**What is being asked**
Print each entry again exactly as written, and keep the pictures out.

**Supplied records**
§
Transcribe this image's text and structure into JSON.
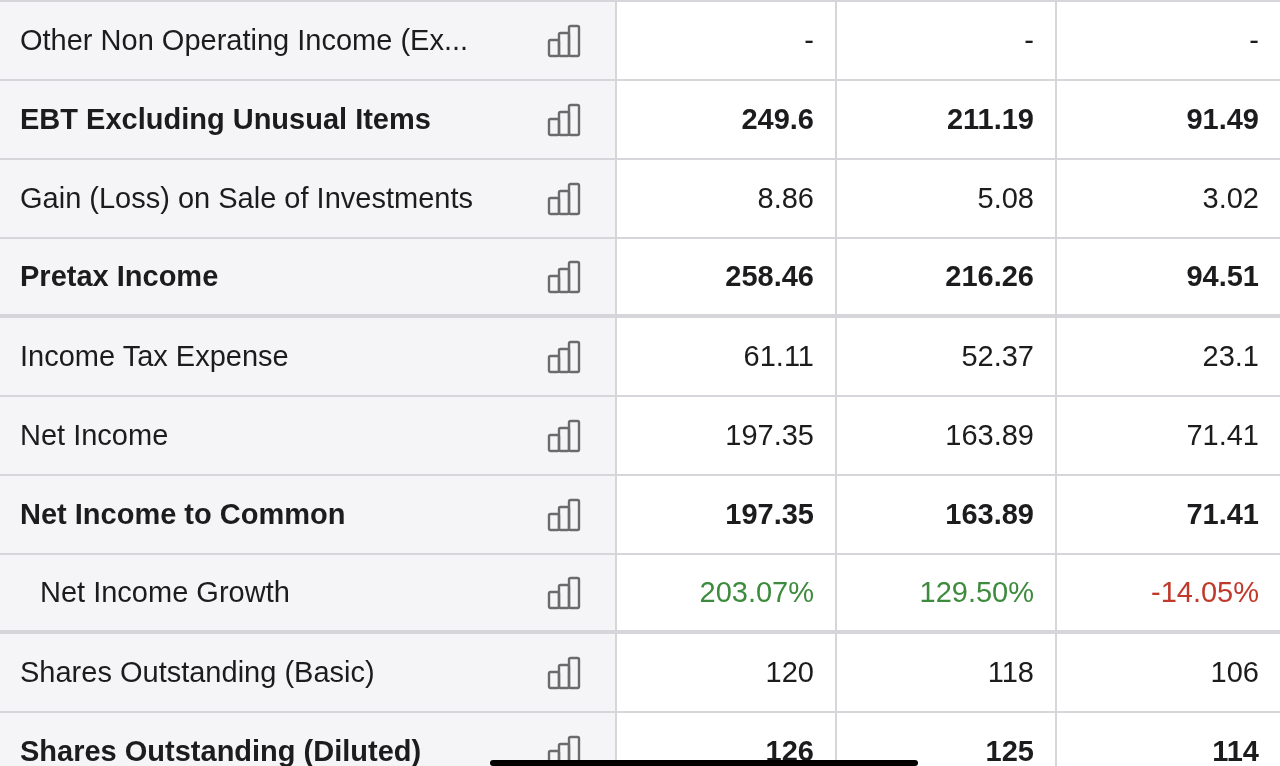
{
  "rows": [
    {
      "label": "Other Non Operating Income (Ex...",
      "bold": false,
      "divider_after": false,
      "values": [
        {
          "text": "-"
        },
        {
          "text": "-"
        },
        {
          "text": "-"
        }
      ]
    },
    {
      "label": "EBT Excluding Unusual Items",
      "bold": true,
      "divider_after": false,
      "values": [
        {
          "text": "249.6"
        },
        {
          "text": "211.19"
        },
        {
          "text": "91.49"
        }
      ]
    },
    {
      "label": "Gain (Loss) on Sale of Investments",
      "bold": false,
      "divider_after": false,
      "values": [
        {
          "text": "8.86"
        },
        {
          "text": "5.08"
        },
        {
          "text": "3.02"
        }
      ]
    },
    {
      "label": "Pretax Income",
      "bold": true,
      "divider_after": true,
      "values": [
        {
          "text": "258.46"
        },
        {
          "text": "216.26"
        },
        {
          "text": "94.51"
        }
      ]
    },
    {
      "label": "Income Tax Expense",
      "bold": false,
      "divider_after": false,
      "values": [
        {
          "text": "61.11"
        },
        {
          "text": "52.37"
        },
        {
          "text": "23.1"
        }
      ]
    },
    {
      "label": "Net Income",
      "bold": false,
      "divider_after": false,
      "values": [
        {
          "text": "197.35"
        },
        {
          "text": "163.89"
        },
        {
          "text": "71.41"
        }
      ]
    },
    {
      "label": "Net Income to Common",
      "bold": true,
      "divider_after": false,
      "values": [
        {
          "text": "197.35"
        },
        {
          "text": "163.89"
        },
        {
          "text": "71.41"
        }
      ],
      "children": [
        {
          "label": "Net Income Growth",
          "bold": false,
          "divider_after": true,
          "values": [
            {
              "text": "203.07%",
              "color": "#3d8b3d"
            },
            {
              "text": "129.50%",
              "color": "#3d8b3d"
            },
            {
              "text": "-14.05%",
              "color": "#c0392b"
            }
          ]
        }
      ]
    },
    {
      "label": "Shares Outstanding (Basic)",
      "bold": false,
      "divider_after": false,
      "values": [
        {
          "text": "120"
        },
        {
          "text": "118"
        },
        {
          "text": "106"
        }
      ]
    },
    {
      "label": "Shares Outstanding (Diluted)",
      "bold": true,
      "divider_after": false,
      "values": [
        {
          "text": "126"
        },
        {
          "text": "125"
        },
        {
          "text": "114"
        }
      ]
    }
  ]
}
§
**Problem solution**
Transcribe this image's text and structure into JSON.
{
  "rows": [
    {
      "label": "Other Non Operating Income (Ex...",
      "bold": false,
      "divider_after": false,
      "values": [
        {
          "text": "-"
        },
        {
          "text": "-"
        },
        {
          "text": "-"
        }
      ]
    },
    {
      "label": "EBT Excluding Unusual Items",
      "bold": true,
      "divider_after": false,
      "values": [
        {
          "text": "249.6"
        },
        {
          "text": "211.19"
        },
        {
          "text": "91.49"
        }
      ]
    },
    {
      "label": "Gain (Loss) on Sale of Investments",
      "bold": false,
      "divider_after": false,
      "values": [
        {
          "text": "8.86"
        },
        {
          "text": "5.08"
        },
        {
          "text": "3.02"
        }
      ]
    },
    {
      "label": "Pretax Income",
      "bold": true,
      "divider_after": true,
      "values": [
        {
          "text": "258.46"
        },
        {
          "text": "216.26"
        },
        {
          "text": "94.51"
        }
      ]
    },
    {
      "label": "Income Tax Expense",
      "bold": false,
      "divider_after": false,
      "values": [
        {
          "text": "61.11"
        },
        {
          "text": "52.37"
        },
        {
          "text": "23.1"
        }
      ]
    },
    {
      "label": "Net Income",
      "bold": false,
      "divider_after": false,
      "values": [
        {
          "text": "197.35"
        },
        {
          "text": "163.89"
        },
        {
          "text": "71.41"
        }
      ]
    },
    {
      "label": "Net Income to Common",
      "bold": true,
      "divider_after": false,
      "values": [
        {
          "text": "197.35"
        },
        {
          "text": "163.89"
        },
        {
          "text": "71.41"
        }
      ],
      "children": [
        {
          "label": "Net Income Growth",
          "bold": false,
          "divider_after": true,
          "values": [
            {
              "text": "203.07%",
              "color": "#3d8b3d"
            },
            {
              "text": "129.50%",
              "color": "#3d8b3d"
            },
            {
              "text": "-14.05%",
              "color": "#c0392b"
            }
          ]
        }
      ]
    },
    {
      "label": "Shares Outstanding (Basic)",
      "bold": false,
      "divider_after": false,
      "values": [
        {
          "text": "120"
        },
        {
          "text": "118"
        },
        {
          "text": "106"
        }
      ]
    },
    {
      "label": "Shares Outstanding (Diluted)",
      "bold": true,
      "divider_after": false,
      "values": [
        {
          "text": "126"
        },
        {
          "text": "125"
        },
        {
          "text": "114"
        }
      ]
    }
  ]
}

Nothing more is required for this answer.